What you should do. Scan the records for the string "description", then copy each line that has it.

Data supplied.
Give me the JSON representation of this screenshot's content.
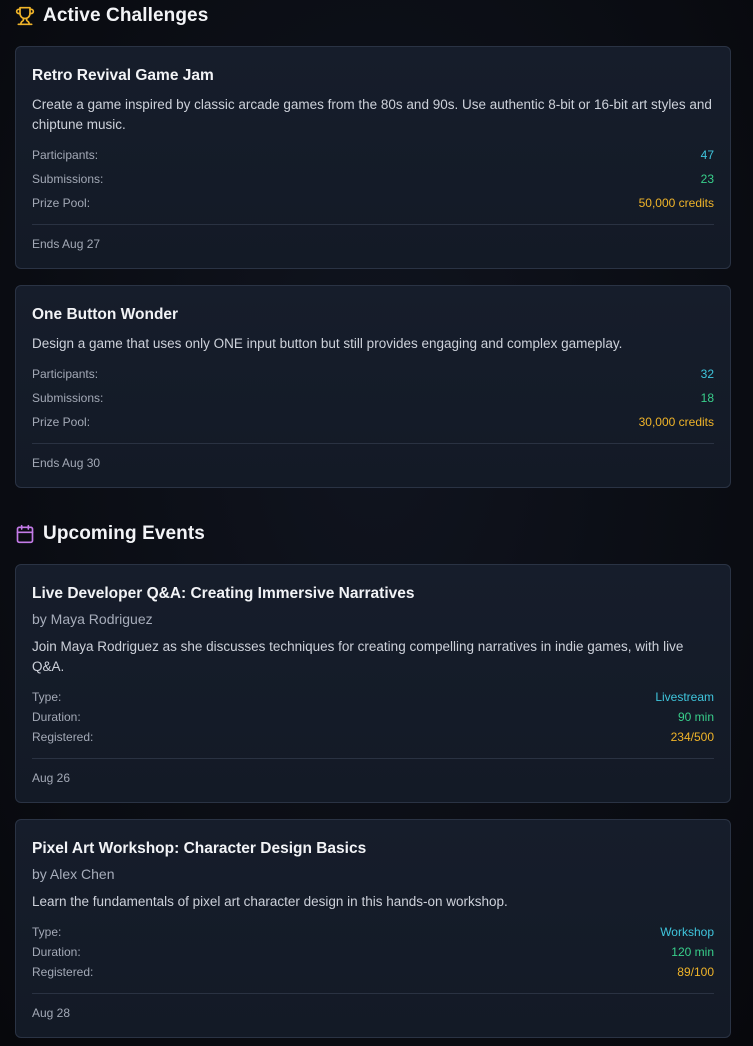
{
  "challenges": {
    "heading": "Active Challenges",
    "icon": "trophy-icon",
    "items": [
      {
        "title": "Retro Revival Game Jam",
        "description": "Create a game inspired by classic arcade games from the 80s and 90s. Use authentic 8-bit or 16-bit art styles and chiptune music.",
        "participants_label": "Participants:",
        "participants": "47",
        "submissions_label": "Submissions:",
        "submissions": "23",
        "prize_label": "Prize Pool:",
        "prize": "50,000 credits",
        "ends": "Ends Aug 27"
      },
      {
        "title": "One Button Wonder",
        "description": "Design a game that uses only ONE input button but still provides engaging and complex gameplay.",
        "participants_label": "Participants:",
        "participants": "32",
        "submissions_label": "Submissions:",
        "submissions": "18",
        "prize_label": "Prize Pool:",
        "prize": "30,000 credits",
        "ends": "Ends Aug 30"
      }
    ]
  },
  "events": {
    "heading": "Upcoming Events",
    "icon": "calendar-icon",
    "items": [
      {
        "title": "Live Developer Q&A: Creating Immersive Narratives",
        "author": "by Maya Rodriguez",
        "description": "Join Maya Rodriguez as she discusses techniques for creating compelling narratives in indie games, with live Q&A.",
        "type_label": "Type:",
        "type": "Livestream",
        "duration_label": "Duration:",
        "duration": "90 min",
        "registered_label": "Registered:",
        "registered": "234/500",
        "date": "Aug 26"
      },
      {
        "title": "Pixel Art Workshop: Character Design Basics",
        "author": "by Alex Chen",
        "description": "Learn the fundamentals of pixel art character design in this hands-on workshop.",
        "type_label": "Type:",
        "type": "Workshop",
        "duration_label": "Duration:",
        "duration": "120 min",
        "registered_label": "Registered:",
        "registered": "89/100",
        "date": "Aug 28"
      }
    ]
  },
  "colors": {
    "accent_cyan": "#3fc5dc",
    "accent_green": "#38cf8b",
    "accent_gold": "#f0b429",
    "trophy": "#f0b429",
    "calendar": "#c47be8"
  }
}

Answer below.
        "description": "Create a game inspired by classic arcade games from the 80s and 90s. Use authentic 8-bit or 16-bit art styles and chiptune music.",
        "description": "Design a game that uses only ONE input button but still provides engaging and complex gameplay.",
        "description": "Join Maya Rodriguez as she discusses techniques for creating compelling narratives in indie games, with live Q&A.",
        "description": "Learn the fundamentals of pixel art character design in this hands-on workshop.",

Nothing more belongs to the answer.